13 Dec

American professor Angela Hall’s world is falling apart. Left with two things: her money and her job, she sets out to research women’s issues in The Middle East. Until she crosses paths with Mohammed Atareek…

Mohammed is a man on a mission. Raised in the Muslim faith, he has learned something no Muslim is supposed to know: the Koran of today is not the original. Could it be true? Mohammed will risk his life to find out.

When Angela’s and Mohammed’s worlds collide, sparks fly–both from their hearts and the tempers of the terrorists following them.

Terry Kelhawk is an award-winning writer, speaker, and teacher. She holds a doctorate degree and has considerable personal and professional experience with the Middle East and Islam.

In Terry’s words, “I love peoples and cultures. We have so much to learn from each other, and this makes the world a richer place. Yet when I come across a misunderstanding or deception which adversely impacts a culture or people group, for the sake of those people I believe it should be exposed.”

Terry Kelhawk holds a doctorate degree, but believes people should keep on learning through life. Her areas of interest are culture, religion, and women’s rights – especially of Middle East. She blogs on,, and, and likes travel, reading, and asking questions.

Terry believes we should, as Honey Jean of Atlanta in The Topkapi Secret would say, “Make the world a better place, or y’all just taking up space!”

My Impressions:

Let me say first, that The Topkapi Secret is not like the books I normally review.  It contains mild profanity and sexual scenes that some may find offensive.  But this book does not purport to be a Christian novel, so I gave the author some leeway.  It is, however, a revealing look at Muslim culture both in America and abroad.  It also is a suspenseful account of a group’s attempts to shed light on the origins of the Koran.  Complete with terrorist assassins, an aggravating and endearing hero, and a woman professor on a journey of discovery, it is a satisfying read.

Fresh from a divorce, Angela O’Connor Hall, an oddly named Muslim American professor at UC Berkeley, comes to the Middle East to research women’s rights development and to reconnect with her Palestinian mother’s roots.  She sets off on a journey to discover more about her family and finds an unlikely traveling companion, the flamboyant, strutting Mohammed Atareek.  Mohammed has a secret and lets Angela in on it — the modern Koran is not what Islamic scholars say — an unchanged book.   A Muslim extremist group is intent on silencing all those who make this claim, especially Mohammed.

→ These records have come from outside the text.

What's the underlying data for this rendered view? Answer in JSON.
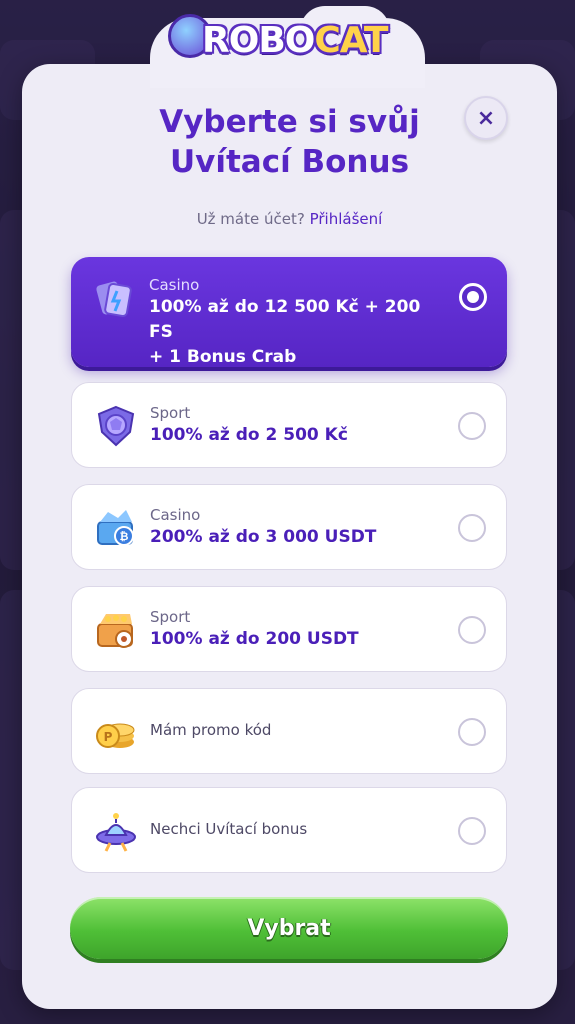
{
  "logo": {
    "part1": "ROBO",
    "part2": "CAT"
  },
  "modal": {
    "title_line1": "Vyberte si svůj",
    "title_line2": "Uvítací Bonus",
    "close_label": "×",
    "login_prompt": "Už máte účet?",
    "login_link": "Přihlášení"
  },
  "options": [
    {
      "category": "Casino",
      "bonus_line1": "100% až do 12 500 Kč + 200 FS",
      "bonus_line2": "+ 1 Bonus Crab",
      "icon": "casino-tickets-icon",
      "selected": true
    },
    {
      "category": "Sport",
      "bonus_line1": "100% až do 2 500 Kč",
      "icon": "shield-ball-icon",
      "selected": false
    },
    {
      "category": "Casino",
      "bonus_line1": "200% až do 3 000 USDT",
      "icon": "bitcoin-chest-icon",
      "selected": false
    },
    {
      "category": "Sport",
      "bonus_line1": "100% až do 200 USDT",
      "icon": "soccer-chest-icon",
      "selected": false
    },
    {
      "label": "Mám promo kód",
      "icon": "coin-stack-icon",
      "selected": false
    },
    {
      "label": "Nechci Uvítací bonus",
      "icon": "ufo-icon",
      "selected": false
    }
  ],
  "submit_label": "Vybrat",
  "colors": {
    "accent": "#5626c4",
    "cta": "#4fbf37",
    "modal_bg": "#eeecf6"
  }
}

The result is a vacation like no other.  Traveling through the West Bank into Lebanon, they face Israeli bombers.  On to Syria and Turkey, they evade assassins while trying to expose the truth behind the development of the Koran.  The chase scene through a Moroccan market is hilarious.

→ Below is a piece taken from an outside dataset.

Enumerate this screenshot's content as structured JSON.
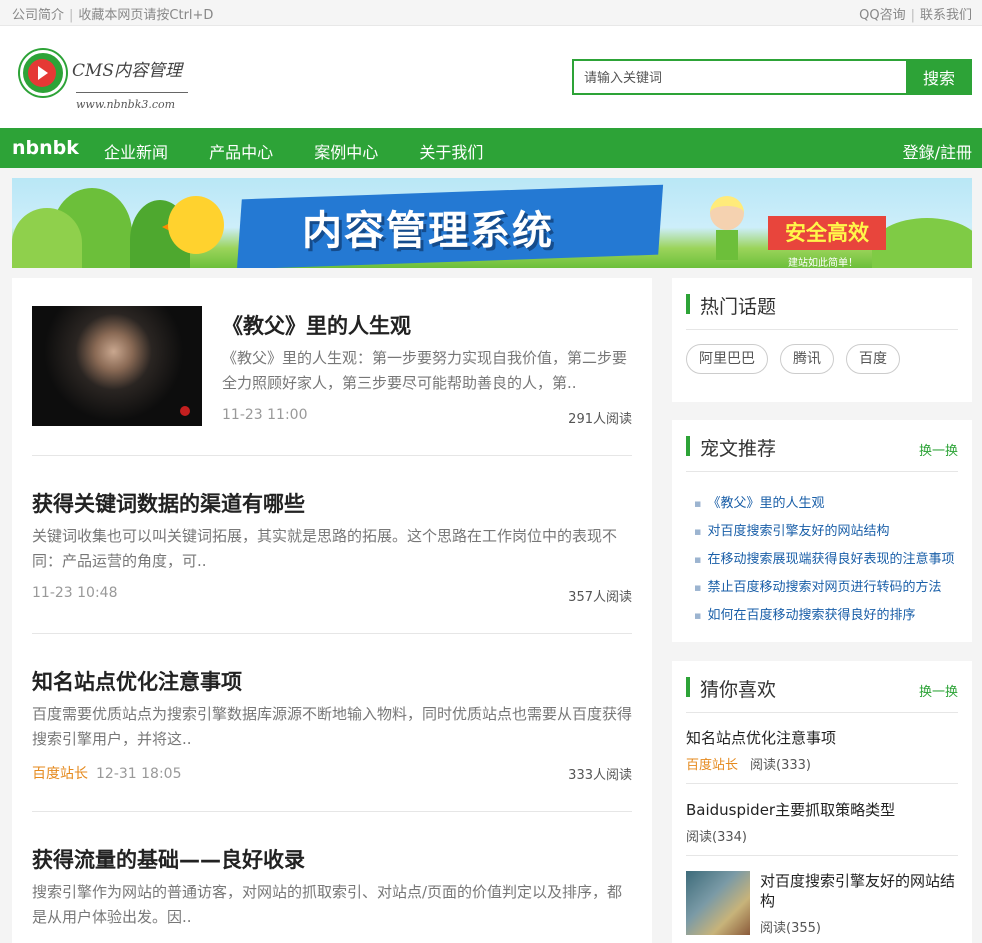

Besides being a great suspense/romance, The Topkapi Secret is a rather controversial book. The few negative reviews on blogs I read, revealed the same reactions as the characters in the book. Kelhawk is charged with anti-Muslim bias by insulting the credibility of the holy book of Islam. While scholarly articles attacking the Bible and books portraying Christ in an insulting way are embraced by academics and the public at large,  no one (at least no one who is politically correct) would ever dare to examine Islam and its traditions, laws and values.

I enjoyed Kelhawk’s window into the attitudes of those living in the Middle East as well as Arab Americans.  I also found the research into the authenticity of the Koran fascinating.  This isn’t a quick and easy read, but it is thought-provoking.

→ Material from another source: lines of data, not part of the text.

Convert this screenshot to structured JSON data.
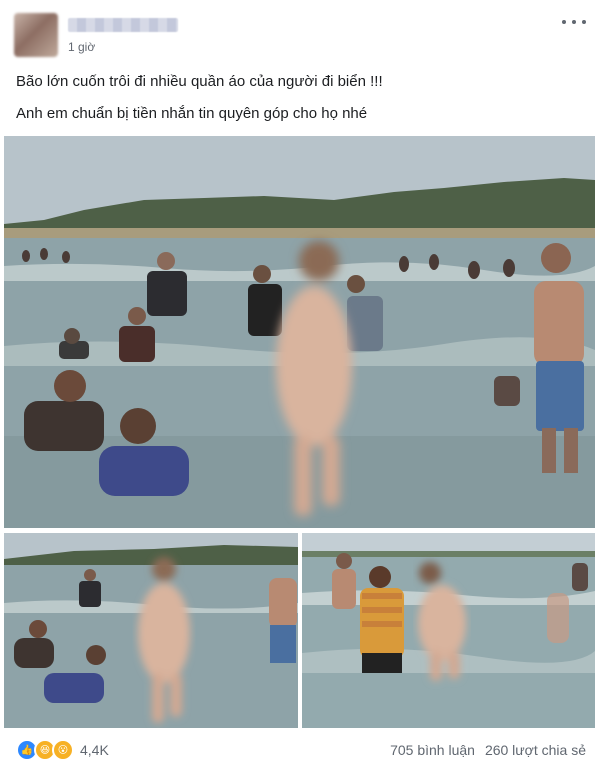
{
  "post": {
    "author_name": "",
    "timestamp": "1 giờ",
    "text_lines": [
      "Bão lớn cuốn trôi đi nhiều quần áo của người đi biển !!!",
      "Anh em chuẩn bị tiền nhắn tin quyên góp cho họ nhé"
    ]
  },
  "photos": [
    {
      "icon": "beach-photo",
      "scene": "main"
    },
    {
      "icon": "beach-photo",
      "scene": "left"
    },
    {
      "icon": "beach-photo",
      "scene": "right"
    }
  ],
  "reactions": {
    "icons": [
      "like-icon",
      "haha-icon",
      "wow-icon"
    ],
    "count": "4,4K"
  },
  "stats": {
    "comments": "705 bình luận",
    "shares": "260 lượt chia sẻ"
  },
  "colors": {
    "sky": "#b7c3ca",
    "sea": "#8ea3a8",
    "text_secondary": "#606770",
    "like_blue": "#2d88ff"
  }
}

For The Topkapi Secret Facebook link, click here.

(I received The Topkapi Secret from Glass Road Public Relations is exchange for a review.  The opinions expressed are mine alone.)

%d bloggers like this: